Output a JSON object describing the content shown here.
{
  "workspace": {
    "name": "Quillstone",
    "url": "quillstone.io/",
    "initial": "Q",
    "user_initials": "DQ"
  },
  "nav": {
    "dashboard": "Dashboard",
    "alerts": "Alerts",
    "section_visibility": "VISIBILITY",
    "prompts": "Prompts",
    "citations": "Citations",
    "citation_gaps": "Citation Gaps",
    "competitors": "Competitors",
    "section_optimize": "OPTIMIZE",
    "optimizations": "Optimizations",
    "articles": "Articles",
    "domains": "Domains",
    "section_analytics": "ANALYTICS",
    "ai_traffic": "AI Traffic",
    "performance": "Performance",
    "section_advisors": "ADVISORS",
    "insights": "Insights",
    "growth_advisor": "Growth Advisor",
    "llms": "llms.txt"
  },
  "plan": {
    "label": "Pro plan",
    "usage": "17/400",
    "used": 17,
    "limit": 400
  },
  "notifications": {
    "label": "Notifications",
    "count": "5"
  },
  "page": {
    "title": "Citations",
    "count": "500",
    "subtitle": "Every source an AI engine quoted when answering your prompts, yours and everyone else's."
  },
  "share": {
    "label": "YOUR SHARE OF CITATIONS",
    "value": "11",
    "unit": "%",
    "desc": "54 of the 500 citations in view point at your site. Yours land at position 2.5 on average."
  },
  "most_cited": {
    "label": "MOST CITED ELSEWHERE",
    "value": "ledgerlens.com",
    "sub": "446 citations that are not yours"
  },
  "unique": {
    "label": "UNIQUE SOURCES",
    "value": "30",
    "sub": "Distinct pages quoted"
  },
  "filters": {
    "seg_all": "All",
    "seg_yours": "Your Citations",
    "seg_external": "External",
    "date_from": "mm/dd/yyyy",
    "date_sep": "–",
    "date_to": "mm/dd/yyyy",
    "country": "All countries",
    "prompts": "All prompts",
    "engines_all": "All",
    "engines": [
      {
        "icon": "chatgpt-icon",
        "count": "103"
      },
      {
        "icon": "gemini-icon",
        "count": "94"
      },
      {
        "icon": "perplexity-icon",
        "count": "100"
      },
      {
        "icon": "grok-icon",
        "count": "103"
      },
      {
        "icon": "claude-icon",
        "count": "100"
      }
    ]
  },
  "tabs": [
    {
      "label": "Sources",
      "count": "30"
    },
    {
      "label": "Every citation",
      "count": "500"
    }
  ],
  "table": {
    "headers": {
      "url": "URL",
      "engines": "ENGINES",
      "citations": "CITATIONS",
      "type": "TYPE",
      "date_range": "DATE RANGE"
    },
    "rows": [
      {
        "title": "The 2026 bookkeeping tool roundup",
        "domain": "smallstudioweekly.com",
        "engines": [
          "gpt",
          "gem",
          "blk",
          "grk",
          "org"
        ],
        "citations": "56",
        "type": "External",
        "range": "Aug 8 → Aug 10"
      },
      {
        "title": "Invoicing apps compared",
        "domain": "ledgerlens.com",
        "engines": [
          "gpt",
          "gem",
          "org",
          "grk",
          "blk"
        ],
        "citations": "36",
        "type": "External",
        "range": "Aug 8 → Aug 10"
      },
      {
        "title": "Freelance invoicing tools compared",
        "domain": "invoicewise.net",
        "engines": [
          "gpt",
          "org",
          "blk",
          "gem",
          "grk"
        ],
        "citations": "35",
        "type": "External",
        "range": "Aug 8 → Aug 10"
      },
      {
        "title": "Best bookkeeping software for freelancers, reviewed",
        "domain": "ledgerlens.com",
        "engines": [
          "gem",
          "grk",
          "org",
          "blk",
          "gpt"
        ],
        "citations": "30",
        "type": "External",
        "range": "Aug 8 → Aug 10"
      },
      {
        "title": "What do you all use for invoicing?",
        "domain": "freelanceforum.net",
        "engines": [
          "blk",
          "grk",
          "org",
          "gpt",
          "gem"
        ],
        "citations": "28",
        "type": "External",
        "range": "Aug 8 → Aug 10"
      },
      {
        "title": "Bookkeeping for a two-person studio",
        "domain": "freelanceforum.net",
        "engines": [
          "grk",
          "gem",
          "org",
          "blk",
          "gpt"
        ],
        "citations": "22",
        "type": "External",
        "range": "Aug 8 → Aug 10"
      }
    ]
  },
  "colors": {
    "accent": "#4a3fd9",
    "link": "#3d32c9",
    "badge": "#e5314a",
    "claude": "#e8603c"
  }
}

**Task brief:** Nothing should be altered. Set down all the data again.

**Task solution:**
Output a JSON object describing the content shown here.
{
  "workspace": {
    "name": "Quillstone",
    "url": "quillstone.io/",
    "initial": "Q",
    "user_initials": "DQ"
  },
  "nav": {
    "dashboard": "Dashboard",
    "alerts": "Alerts",
    "section_visibility": "VISIBILITY",
    "prompts": "Prompts",
    "citations": "Citations",
    "citation_gaps": "Citation Gaps",
    "competitors": "Competitors",
    "section_optimize": "OPTIMIZE",
    "optimizations": "Optimizations",
    "articles": "Articles",
    "domains": "Domains",
    "section_analytics": "ANALYTICS",
    "ai_traffic": "AI Traffic",
    "performance": "Performance",
    "section_advisors": "ADVISORS",
    "insights": "Insights",
    "growth_advisor": "Growth Advisor",
    "llms": "llms.txt"
  },
  "plan": {
    "label": "Pro plan",
    "usage": "17/400",
    "used": 17,
    "limit": 400
  },
  "notifications": {
    "label": "Notifications",
    "count": "5"
  },
  "page": {
    "title": "Citations",
    "count": "500",
    "subtitle": "Every source an AI engine quoted when answering your prompts, yours and everyone else's."
  },
  "share": {
    "label": "YOUR SHARE OF CITATIONS",
    "value": "11",
    "unit": "%",
    "desc": "54 of the 500 citations in view point at your site. Yours land at position 2.5 on average."
  },
  "most_cited": {
    "label": "MOST CITED ELSEWHERE",
    "value": "ledgerlens.com",
    "sub": "446 citations that are not yours"
  },
  "unique": {
    "label": "UNIQUE SOURCES",
    "value": "30",
    "sub": "Distinct pages quoted"
  },
  "filters": {
    "seg_all": "All",
    "seg_yours": "Your Citations",
    "seg_external": "External",
    "date_from": "mm/dd/yyyy",
    "date_sep": "–",
    "date_to": "mm/dd/yyyy",
    "country": "All countries",
    "prompts": "All prompts",
    "engines_all": "All",
    "engines": [
      {
        "icon": "chatgpt-icon",
        "count": "103"
      },
      {
        "icon": "gemini-icon",
        "count": "94"
      },
      {
        "icon": "perplexity-icon",
        "count": "100"
      },
      {
        "icon": "grok-icon",
        "count": "103"
      },
      {
        "icon": "claude-icon",
        "count": "100"
      }
    ]
  },
  "tabs": [
    {
      "label": "Sources",
      "count": "30"
    },
    {
      "label": "Every citation",
      "count": "500"
    }
  ],
  "table": {
    "headers": {
      "url": "URL",
      "engines": "ENGINES",
      "citations": "CITATIONS",
      "type": "TYPE",
      "date_range": "DATE RANGE"
    },
    "rows": [
      {
        "title": "The 2026 bookkeeping tool roundup",
        "domain": "smallstudioweekly.com",
        "engines": [
          "gpt",
          "gem",
          "blk",
          "grk",
          "org"
        ],
        "citations": "56",
        "type": "External",
        "range": "Aug 8 → Aug 10"
      },
      {
        "title": "Invoicing apps compared",
        "domain": "ledgerlens.com",
        "engines": [
          "gpt",
          "gem",
          "org",
          "grk",
          "blk"
        ],
        "citations": "36",
        "type": "External",
        "range": "Aug 8 → Aug 10"
      },
      {
        "title": "Freelance invoicing tools compared",
        "domain": "invoicewise.net",
        "engines": [
          "gpt",
          "org",
          "blk",
          "gem",
          "grk"
        ],
        "citations": "35",
        "type": "External",
        "range": "Aug 8 → Aug 10"
      },
      {
        "title": "Best bookkeeping software for freelancers, reviewed",
        "domain": "ledgerlens.com",
        "engines": [
          "gem",
          "grk",
          "org",
          "blk",
          "gpt"
        ],
        "citations": "30",
        "type": "External",
        "range": "Aug 8 → Aug 10"
      },
      {
        "title": "What do you all use for invoicing?",
        "domain": "freelanceforum.net",
        "engines": [
          "blk",
          "grk",
          "org",
          "gpt",
          "gem"
        ],
        "citations": "28",
        "type": "External",
        "range": "Aug 8 → Aug 10"
      },
      {
        "title": "Bookkeeping for a two-person studio",
        "domain": "freelanceforum.net",
        "engines": [
          "grk",
          "gem",
          "org",
          "blk",
          "gpt"
        ],
        "citations": "22",
        "type": "External",
        "range": "Aug 8 → Aug 10"
      }
    ]
  },
  "colors": {
    "accent": "#4a3fd9",
    "link": "#3d32c9",
    "badge": "#e5314a",
    "claude": "#e8603c"
  }
}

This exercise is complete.